Exercise> Check each line of the entries below for the string "labels" and state how many lines have it, with no other text.

Recorded data>
──────────
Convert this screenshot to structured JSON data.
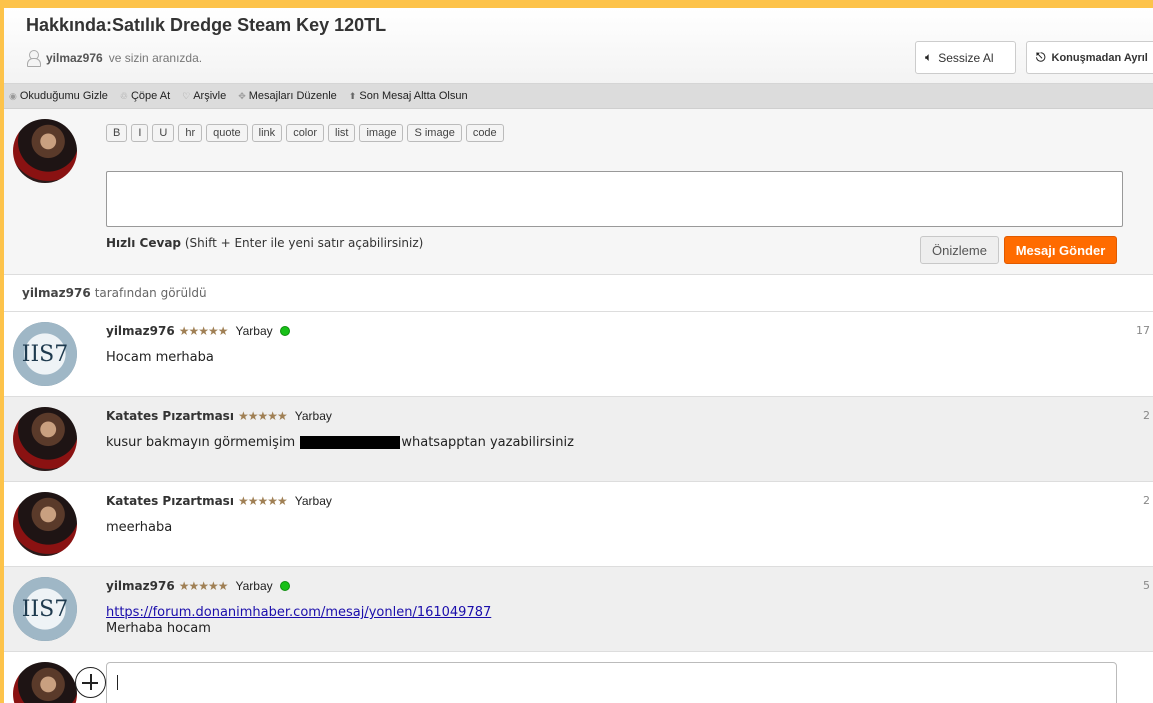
{
  "header": {
    "title": "Hakkında:Satılık Dredge Steam Key 120TL",
    "participant_user": "yilmaz976",
    "participant_suffix": "ve sizin aranızda.",
    "mute_label": "Sessize Al",
    "leave_label": "Konuşmadan Ayrıl"
  },
  "toolbar": {
    "items": [
      {
        "label": "Okuduğumu Gizle",
        "icon": "eye-icon"
      },
      {
        "label": "Çöpe At",
        "icon": "trash-icon"
      },
      {
        "label": "Arşivle",
        "icon": "archive-icon"
      },
      {
        "label": "Mesajları Düzenle",
        "icon": "move-icon"
      },
      {
        "label": "Son Mesaj Altta Olsun",
        "icon": "arrow-up-icon"
      }
    ]
  },
  "composer": {
    "format_buttons": [
      "B",
      "I",
      "U",
      "hr",
      "quote",
      "link",
      "color",
      "list",
      "image",
      "S image",
      "code"
    ],
    "hint_bold": "Hızlı Cevap",
    "hint_rest": "(Shift + Enter ile yeni satır açabilirsiniz)",
    "preview_label": "Önizleme",
    "send_label": "Mesajı Gönder"
  },
  "seen": {
    "user": "yilmaz976",
    "suffix": "tarafından görüldü"
  },
  "messages": [
    {
      "user": "yilmaz976",
      "stars": "★★★★★",
      "rank": "Yarbay",
      "time": "17",
      "body": "Hocam merhaba",
      "online": true
    },
    {
      "user": "Katates Pızartması",
      "stars": "★★★★★",
      "rank": "Yarbay",
      "time": "2",
      "body_before": "kusur bakmayın görmemişim",
      "body_after": "whatsapptan  yazabilirsiniz",
      "online": false
    },
    {
      "user": "Katates Pızartması",
      "stars": "★★★★★",
      "rank": "Yarbay",
      "time": "2",
      "body": "meerhaba",
      "online": false
    },
    {
      "user": "yilmaz976",
      "stars": "★★★★★",
      "rank": "Yarbay",
      "time": "5",
      "link": "https://forum.donanimhaber.com/mesaj/yonlen/161049787",
      "body": "Merhaba hocam",
      "online": true
    }
  ],
  "colors": {
    "accent": "#fdc34a",
    "send_button": "#ff6b00",
    "online": "#18c018",
    "link": "#1a0dab"
  }
}
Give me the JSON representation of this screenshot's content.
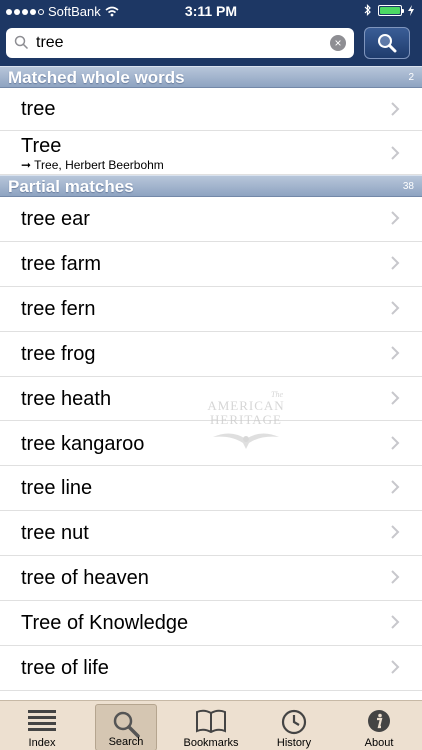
{
  "status": {
    "carrier": "SoftBank",
    "time": "3:11 PM"
  },
  "search": {
    "query": "tree"
  },
  "sections": {
    "matched": {
      "title": "Matched whole words",
      "count": "2"
    },
    "partial": {
      "title": "Partial matches",
      "count": "38"
    }
  },
  "matched_rows": [
    {
      "word": "tree"
    },
    {
      "word": "Tree",
      "sub": "➞ Tree, Herbert Beerbohm"
    }
  ],
  "partial_rows": [
    {
      "word": "tree ear"
    },
    {
      "word": "tree farm"
    },
    {
      "word": "tree fern"
    },
    {
      "word": "tree frog"
    },
    {
      "word": "tree heath"
    },
    {
      "word": "tree kangaroo"
    },
    {
      "word": "tree line"
    },
    {
      "word": "tree nut"
    },
    {
      "word": "tree of heaven"
    },
    {
      "word": "Tree of Knowledge"
    },
    {
      "word": "tree of life"
    }
  ],
  "watermark": {
    "line1": "The",
    "line2": "AMERICAN",
    "line3": "HERITAGE"
  },
  "tabs": [
    {
      "label": "Index"
    },
    {
      "label": "Search"
    },
    {
      "label": "Bookmarks"
    },
    {
      "label": "History"
    },
    {
      "label": "About"
    }
  ],
  "colors": {
    "nav": "#1d3764",
    "section": "#9fb1cb",
    "tabbar": "#ede0d0",
    "battery": "#4cd964"
  }
}
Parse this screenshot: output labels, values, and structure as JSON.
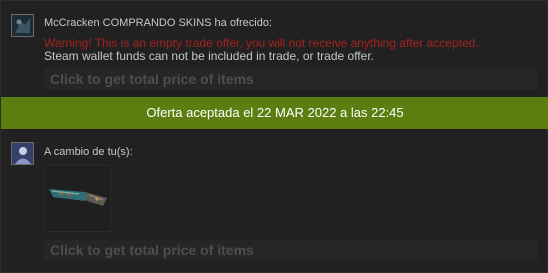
{
  "offer": {
    "sender_header": "McCracken COMPRANDO SKINS ha ofrecido:",
    "warning": "Warning! This is an empty trade offer, you will not receive anything after accepted.",
    "steam_note": "Steam wallet funds can not be included in trade, or trade offer.",
    "price_label_top": "Click to get total price of items",
    "status_banner": "Oferta aceptada el 22 MAR 2022 a las 22:45",
    "return_header": "A cambio de tu(s):",
    "price_label_bottom": "Click to get total price of items",
    "item_icon": "knife-skin-icon"
  },
  "colors": {
    "banner": "#5c7e10",
    "warning": "#a3231d",
    "background": "#212121"
  }
}
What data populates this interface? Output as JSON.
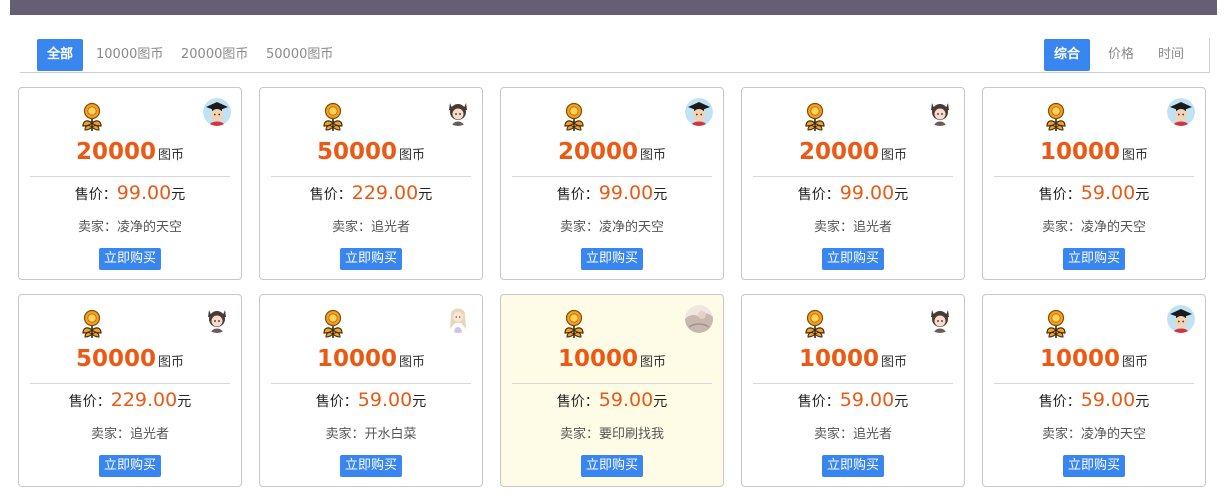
{
  "filters": {
    "left_tabs": [
      "全部",
      "10000图币",
      "20000图币",
      "50000图币"
    ],
    "right_tabs": [
      "综合",
      "价格",
      "时间"
    ]
  },
  "labels": {
    "unit": "图币",
    "price_prefix": "售价：",
    "currency": "元",
    "seller_prefix": "卖家：",
    "buy_button": "立即购买"
  },
  "accent_color": "#3a86f0",
  "amount_color": "#ea5a14",
  "cards": [
    {
      "amount": "20000",
      "price": "99.00",
      "seller": "凌净的天空",
      "avatar": "graduate-avatar"
    },
    {
      "amount": "50000",
      "price": "229.00",
      "seller": "追光者",
      "avatar": "cat-girl-avatar"
    },
    {
      "amount": "20000",
      "price": "99.00",
      "seller": "凌净的天空",
      "avatar": "graduate-avatar"
    },
    {
      "amount": "20000",
      "price": "99.00",
      "seller": "追光者",
      "avatar": "cat-girl-avatar"
    },
    {
      "amount": "10000",
      "price": "59.00",
      "seller": "凌净的天空",
      "avatar": "graduate-avatar"
    },
    {
      "amount": "50000",
      "price": "229.00",
      "seller": "追光者",
      "avatar": "cat-girl-avatar"
    },
    {
      "amount": "10000",
      "price": "59.00",
      "seller": "开水白菜",
      "avatar": "anime-girl-avatar"
    },
    {
      "amount": "10000",
      "price": "59.00",
      "seller": "要印刷找我",
      "avatar": "photo-avatar",
      "highlight": true
    },
    {
      "amount": "10000",
      "price": "59.00",
      "seller": "追光者",
      "avatar": "cat-girl-avatar"
    },
    {
      "amount": "10000",
      "price": "59.00",
      "seller": "凌净的天空",
      "avatar": "graduate-avatar"
    }
  ]
}
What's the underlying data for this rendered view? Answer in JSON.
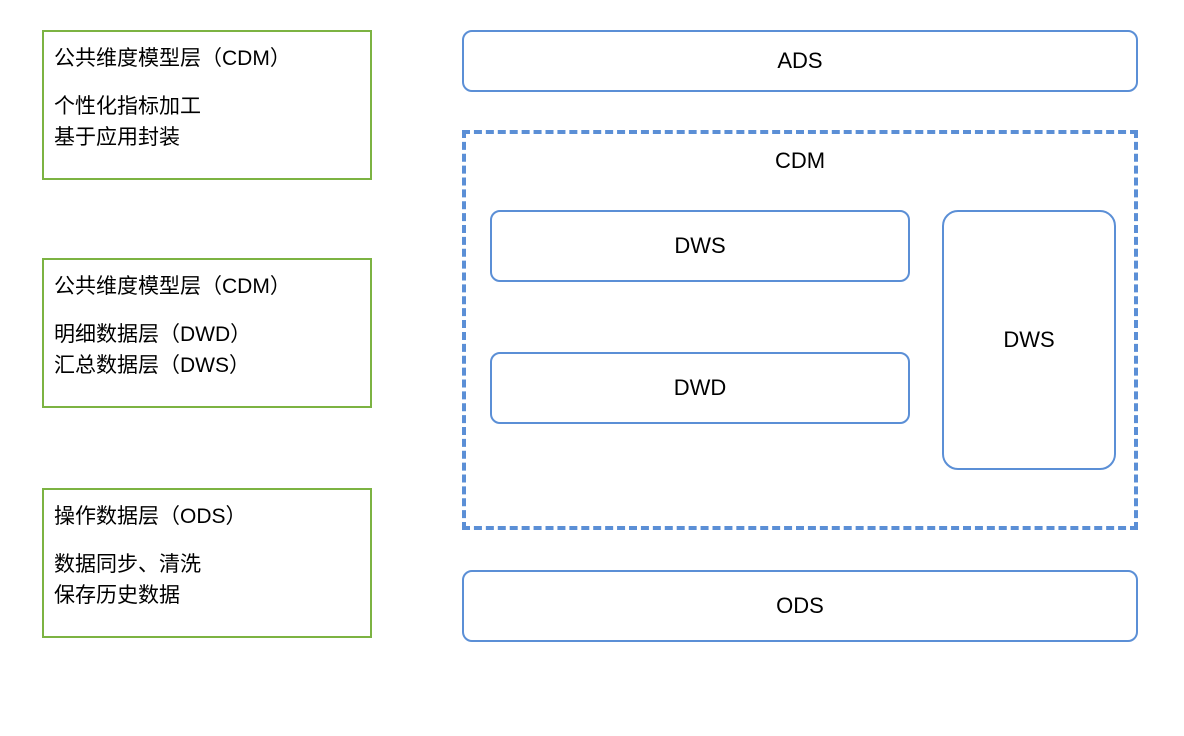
{
  "left": {
    "box1": {
      "title": "公共维度模型层（CDM）",
      "line1": "个性化指标加工",
      "line2": "基于应用封装"
    },
    "box2": {
      "title": "公共维度模型层（CDM）",
      "line1": "明细数据层（DWD）",
      "line2": "汇总数据层（DWS）"
    },
    "box3": {
      "title": "操作数据层（ODS）",
      "line1": "数据同步、清洗",
      "line2": "保存历史数据"
    }
  },
  "right": {
    "ads": "ADS",
    "cdm": {
      "title": "CDM",
      "dws_h": "DWS",
      "dwd": "DWD",
      "dws_v": "DWS"
    },
    "ods": "ODS"
  }
}
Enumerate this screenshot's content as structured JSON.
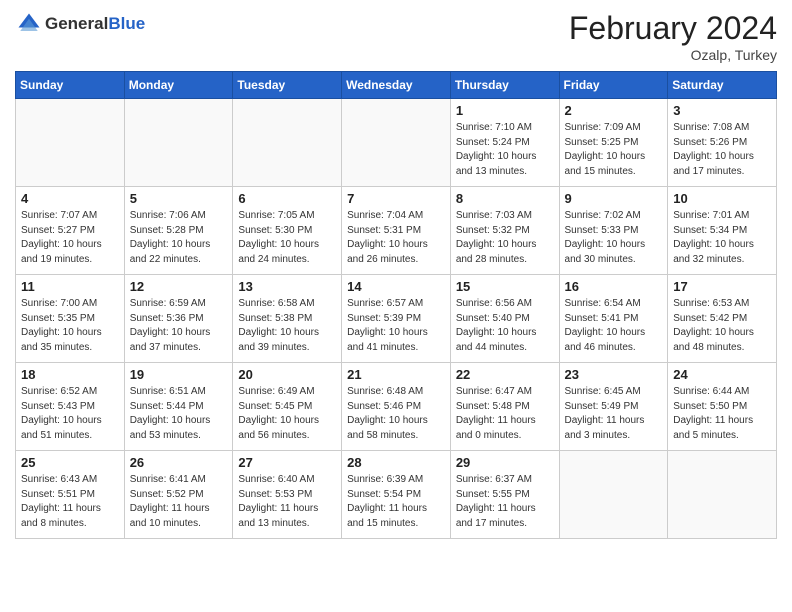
{
  "header": {
    "logo_general": "General",
    "logo_blue": "Blue",
    "month": "February 2024",
    "location": "Ozalp, Turkey"
  },
  "weekdays": [
    "Sunday",
    "Monday",
    "Tuesday",
    "Wednesday",
    "Thursday",
    "Friday",
    "Saturday"
  ],
  "weeks": [
    [
      {
        "day": "",
        "detail": ""
      },
      {
        "day": "",
        "detail": ""
      },
      {
        "day": "",
        "detail": ""
      },
      {
        "day": "",
        "detail": ""
      },
      {
        "day": "1",
        "detail": "Sunrise: 7:10 AM\nSunset: 5:24 PM\nDaylight: 10 hours\nand 13 minutes."
      },
      {
        "day": "2",
        "detail": "Sunrise: 7:09 AM\nSunset: 5:25 PM\nDaylight: 10 hours\nand 15 minutes."
      },
      {
        "day": "3",
        "detail": "Sunrise: 7:08 AM\nSunset: 5:26 PM\nDaylight: 10 hours\nand 17 minutes."
      }
    ],
    [
      {
        "day": "4",
        "detail": "Sunrise: 7:07 AM\nSunset: 5:27 PM\nDaylight: 10 hours\nand 19 minutes."
      },
      {
        "day": "5",
        "detail": "Sunrise: 7:06 AM\nSunset: 5:28 PM\nDaylight: 10 hours\nand 22 minutes."
      },
      {
        "day": "6",
        "detail": "Sunrise: 7:05 AM\nSunset: 5:30 PM\nDaylight: 10 hours\nand 24 minutes."
      },
      {
        "day": "7",
        "detail": "Sunrise: 7:04 AM\nSunset: 5:31 PM\nDaylight: 10 hours\nand 26 minutes."
      },
      {
        "day": "8",
        "detail": "Sunrise: 7:03 AM\nSunset: 5:32 PM\nDaylight: 10 hours\nand 28 minutes."
      },
      {
        "day": "9",
        "detail": "Sunrise: 7:02 AM\nSunset: 5:33 PM\nDaylight: 10 hours\nand 30 minutes."
      },
      {
        "day": "10",
        "detail": "Sunrise: 7:01 AM\nSunset: 5:34 PM\nDaylight: 10 hours\nand 32 minutes."
      }
    ],
    [
      {
        "day": "11",
        "detail": "Sunrise: 7:00 AM\nSunset: 5:35 PM\nDaylight: 10 hours\nand 35 minutes."
      },
      {
        "day": "12",
        "detail": "Sunrise: 6:59 AM\nSunset: 5:36 PM\nDaylight: 10 hours\nand 37 minutes."
      },
      {
        "day": "13",
        "detail": "Sunrise: 6:58 AM\nSunset: 5:38 PM\nDaylight: 10 hours\nand 39 minutes."
      },
      {
        "day": "14",
        "detail": "Sunrise: 6:57 AM\nSunset: 5:39 PM\nDaylight: 10 hours\nand 41 minutes."
      },
      {
        "day": "15",
        "detail": "Sunrise: 6:56 AM\nSunset: 5:40 PM\nDaylight: 10 hours\nand 44 minutes."
      },
      {
        "day": "16",
        "detail": "Sunrise: 6:54 AM\nSunset: 5:41 PM\nDaylight: 10 hours\nand 46 minutes."
      },
      {
        "day": "17",
        "detail": "Sunrise: 6:53 AM\nSunset: 5:42 PM\nDaylight: 10 hours\nand 48 minutes."
      }
    ],
    [
      {
        "day": "18",
        "detail": "Sunrise: 6:52 AM\nSunset: 5:43 PM\nDaylight: 10 hours\nand 51 minutes."
      },
      {
        "day": "19",
        "detail": "Sunrise: 6:51 AM\nSunset: 5:44 PM\nDaylight: 10 hours\nand 53 minutes."
      },
      {
        "day": "20",
        "detail": "Sunrise: 6:49 AM\nSunset: 5:45 PM\nDaylight: 10 hours\nand 56 minutes."
      },
      {
        "day": "21",
        "detail": "Sunrise: 6:48 AM\nSunset: 5:46 PM\nDaylight: 10 hours\nand 58 minutes."
      },
      {
        "day": "22",
        "detail": "Sunrise: 6:47 AM\nSunset: 5:48 PM\nDaylight: 11 hours\nand 0 minutes."
      },
      {
        "day": "23",
        "detail": "Sunrise: 6:45 AM\nSunset: 5:49 PM\nDaylight: 11 hours\nand 3 minutes."
      },
      {
        "day": "24",
        "detail": "Sunrise: 6:44 AM\nSunset: 5:50 PM\nDaylight: 11 hours\nand 5 minutes."
      }
    ],
    [
      {
        "day": "25",
        "detail": "Sunrise: 6:43 AM\nSunset: 5:51 PM\nDaylight: 11 hours\nand 8 minutes."
      },
      {
        "day": "26",
        "detail": "Sunrise: 6:41 AM\nSunset: 5:52 PM\nDaylight: 11 hours\nand 10 minutes."
      },
      {
        "day": "27",
        "detail": "Sunrise: 6:40 AM\nSunset: 5:53 PM\nDaylight: 11 hours\nand 13 minutes."
      },
      {
        "day": "28",
        "detail": "Sunrise: 6:39 AM\nSunset: 5:54 PM\nDaylight: 11 hours\nand 15 minutes."
      },
      {
        "day": "29",
        "detail": "Sunrise: 6:37 AM\nSunset: 5:55 PM\nDaylight: 11 hours\nand 17 minutes."
      },
      {
        "day": "",
        "detail": ""
      },
      {
        "day": "",
        "detail": ""
      }
    ]
  ]
}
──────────
Solution for this exercise> 2